(Dataset rows for apps and sites)
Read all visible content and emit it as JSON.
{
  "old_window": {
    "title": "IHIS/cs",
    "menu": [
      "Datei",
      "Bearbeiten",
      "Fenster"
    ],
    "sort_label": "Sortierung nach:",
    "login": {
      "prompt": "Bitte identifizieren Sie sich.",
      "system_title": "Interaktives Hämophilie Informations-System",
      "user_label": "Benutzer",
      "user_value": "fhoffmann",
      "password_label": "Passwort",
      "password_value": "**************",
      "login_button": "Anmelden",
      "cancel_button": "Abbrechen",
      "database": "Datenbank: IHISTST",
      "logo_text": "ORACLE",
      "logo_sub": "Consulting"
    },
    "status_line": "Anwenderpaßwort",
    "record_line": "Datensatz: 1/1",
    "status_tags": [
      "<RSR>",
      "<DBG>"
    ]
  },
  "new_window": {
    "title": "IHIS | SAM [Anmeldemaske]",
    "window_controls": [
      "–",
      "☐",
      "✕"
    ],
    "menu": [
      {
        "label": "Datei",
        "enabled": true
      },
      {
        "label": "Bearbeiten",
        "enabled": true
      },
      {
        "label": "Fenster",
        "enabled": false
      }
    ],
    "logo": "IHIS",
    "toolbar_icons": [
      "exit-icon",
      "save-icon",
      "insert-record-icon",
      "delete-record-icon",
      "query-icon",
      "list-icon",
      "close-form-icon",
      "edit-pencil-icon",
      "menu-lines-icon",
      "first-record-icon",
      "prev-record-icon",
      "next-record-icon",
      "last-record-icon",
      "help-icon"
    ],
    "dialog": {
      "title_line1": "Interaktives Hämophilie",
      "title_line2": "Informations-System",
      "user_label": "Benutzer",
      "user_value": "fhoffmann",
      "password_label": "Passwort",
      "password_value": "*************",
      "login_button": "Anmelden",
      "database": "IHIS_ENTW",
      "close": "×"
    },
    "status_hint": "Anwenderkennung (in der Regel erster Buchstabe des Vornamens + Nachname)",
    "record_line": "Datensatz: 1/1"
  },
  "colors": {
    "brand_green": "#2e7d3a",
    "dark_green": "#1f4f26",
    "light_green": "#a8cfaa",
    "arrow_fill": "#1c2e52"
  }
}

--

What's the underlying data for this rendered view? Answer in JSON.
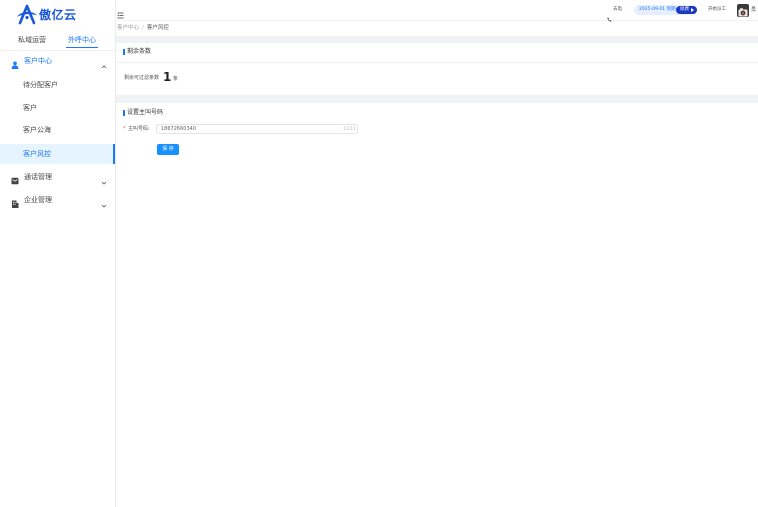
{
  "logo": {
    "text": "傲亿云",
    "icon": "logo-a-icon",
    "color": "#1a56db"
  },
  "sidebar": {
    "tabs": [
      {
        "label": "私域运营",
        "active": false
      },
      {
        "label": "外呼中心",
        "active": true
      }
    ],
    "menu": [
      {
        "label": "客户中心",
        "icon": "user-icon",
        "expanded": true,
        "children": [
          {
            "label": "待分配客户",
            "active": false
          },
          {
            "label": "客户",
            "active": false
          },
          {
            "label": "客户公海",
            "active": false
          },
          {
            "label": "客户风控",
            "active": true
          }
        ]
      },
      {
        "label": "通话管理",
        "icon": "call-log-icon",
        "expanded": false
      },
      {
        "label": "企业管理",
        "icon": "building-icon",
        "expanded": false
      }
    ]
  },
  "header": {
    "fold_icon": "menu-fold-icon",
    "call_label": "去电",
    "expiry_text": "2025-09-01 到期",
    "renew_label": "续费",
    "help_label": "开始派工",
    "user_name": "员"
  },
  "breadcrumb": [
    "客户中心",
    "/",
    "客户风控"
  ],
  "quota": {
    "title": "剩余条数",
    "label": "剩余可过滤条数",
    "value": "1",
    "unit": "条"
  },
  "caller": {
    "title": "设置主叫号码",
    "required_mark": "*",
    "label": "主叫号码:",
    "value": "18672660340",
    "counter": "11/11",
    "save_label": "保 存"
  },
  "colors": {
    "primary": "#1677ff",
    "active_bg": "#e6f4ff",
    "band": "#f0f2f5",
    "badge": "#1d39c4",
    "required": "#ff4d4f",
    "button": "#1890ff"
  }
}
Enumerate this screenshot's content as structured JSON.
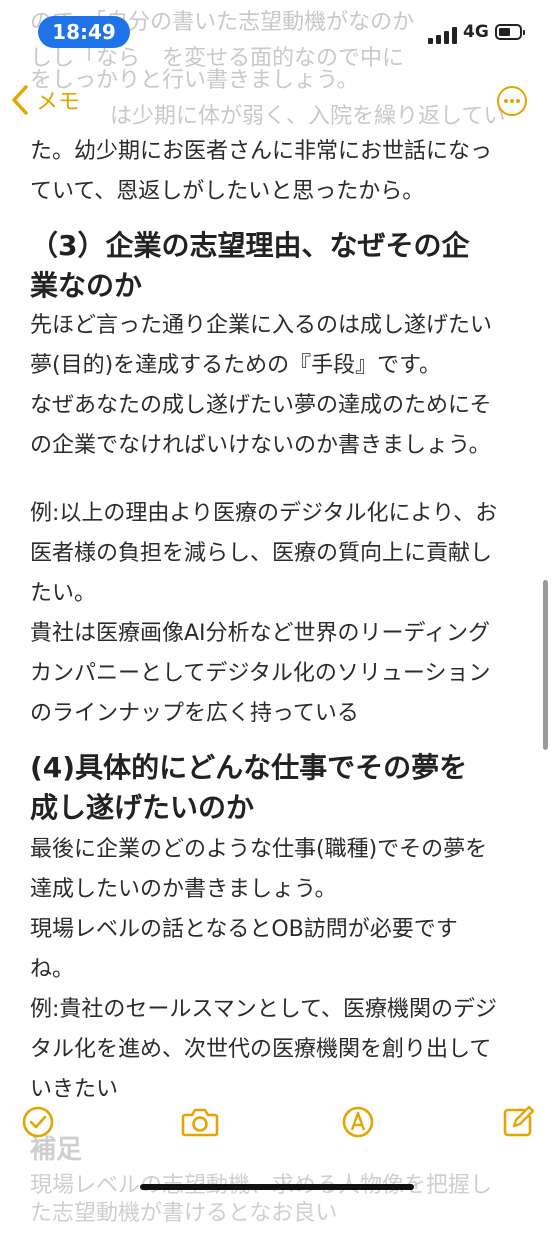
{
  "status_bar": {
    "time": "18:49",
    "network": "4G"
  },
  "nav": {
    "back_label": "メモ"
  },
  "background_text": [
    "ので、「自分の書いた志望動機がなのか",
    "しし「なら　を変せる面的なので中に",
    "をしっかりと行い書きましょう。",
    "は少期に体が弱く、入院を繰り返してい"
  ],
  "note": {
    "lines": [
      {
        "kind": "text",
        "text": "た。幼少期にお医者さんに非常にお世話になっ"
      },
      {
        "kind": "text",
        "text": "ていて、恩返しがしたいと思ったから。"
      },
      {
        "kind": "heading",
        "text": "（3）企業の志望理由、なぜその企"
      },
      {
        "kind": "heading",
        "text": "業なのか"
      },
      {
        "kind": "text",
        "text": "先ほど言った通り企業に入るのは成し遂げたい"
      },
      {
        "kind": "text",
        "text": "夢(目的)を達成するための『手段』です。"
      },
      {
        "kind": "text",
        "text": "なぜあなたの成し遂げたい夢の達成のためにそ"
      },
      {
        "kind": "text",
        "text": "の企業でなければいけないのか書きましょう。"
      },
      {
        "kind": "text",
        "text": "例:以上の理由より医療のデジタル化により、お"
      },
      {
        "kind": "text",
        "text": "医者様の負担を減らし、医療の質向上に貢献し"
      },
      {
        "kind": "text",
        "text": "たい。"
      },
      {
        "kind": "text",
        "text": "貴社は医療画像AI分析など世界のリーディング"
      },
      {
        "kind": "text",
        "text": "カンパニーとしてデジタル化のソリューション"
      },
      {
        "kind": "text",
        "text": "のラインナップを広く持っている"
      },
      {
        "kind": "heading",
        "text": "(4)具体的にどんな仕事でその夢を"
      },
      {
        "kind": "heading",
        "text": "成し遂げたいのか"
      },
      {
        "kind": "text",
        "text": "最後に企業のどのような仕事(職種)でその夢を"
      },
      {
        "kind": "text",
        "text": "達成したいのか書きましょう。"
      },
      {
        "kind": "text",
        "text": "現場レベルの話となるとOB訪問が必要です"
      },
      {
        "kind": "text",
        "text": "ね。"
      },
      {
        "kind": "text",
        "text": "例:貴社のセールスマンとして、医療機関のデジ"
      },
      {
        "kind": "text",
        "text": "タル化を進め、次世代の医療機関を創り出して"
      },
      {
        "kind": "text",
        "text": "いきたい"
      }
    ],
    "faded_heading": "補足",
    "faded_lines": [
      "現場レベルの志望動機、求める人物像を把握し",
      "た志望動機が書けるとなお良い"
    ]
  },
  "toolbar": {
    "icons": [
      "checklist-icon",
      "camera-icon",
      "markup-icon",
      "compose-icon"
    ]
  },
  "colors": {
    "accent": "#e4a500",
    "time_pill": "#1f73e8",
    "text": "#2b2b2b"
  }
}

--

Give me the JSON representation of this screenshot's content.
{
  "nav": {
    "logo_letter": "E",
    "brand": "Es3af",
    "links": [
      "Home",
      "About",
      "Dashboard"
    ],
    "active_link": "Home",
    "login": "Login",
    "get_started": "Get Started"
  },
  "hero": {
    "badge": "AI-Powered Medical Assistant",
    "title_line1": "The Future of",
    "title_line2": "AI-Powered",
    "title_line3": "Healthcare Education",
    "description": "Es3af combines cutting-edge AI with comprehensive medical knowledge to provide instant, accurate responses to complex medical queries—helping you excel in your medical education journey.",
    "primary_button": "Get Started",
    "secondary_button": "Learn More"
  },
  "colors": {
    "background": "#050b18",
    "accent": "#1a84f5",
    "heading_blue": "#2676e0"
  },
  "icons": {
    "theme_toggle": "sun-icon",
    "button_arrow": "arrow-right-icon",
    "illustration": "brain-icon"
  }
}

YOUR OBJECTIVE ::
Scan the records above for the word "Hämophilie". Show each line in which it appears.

RESPONSE FOR THIS EXERCISE ::
      "system_title": "Interaktives Hämophilie Informations-System",
      "title_line1": "Interaktives Hämophilie",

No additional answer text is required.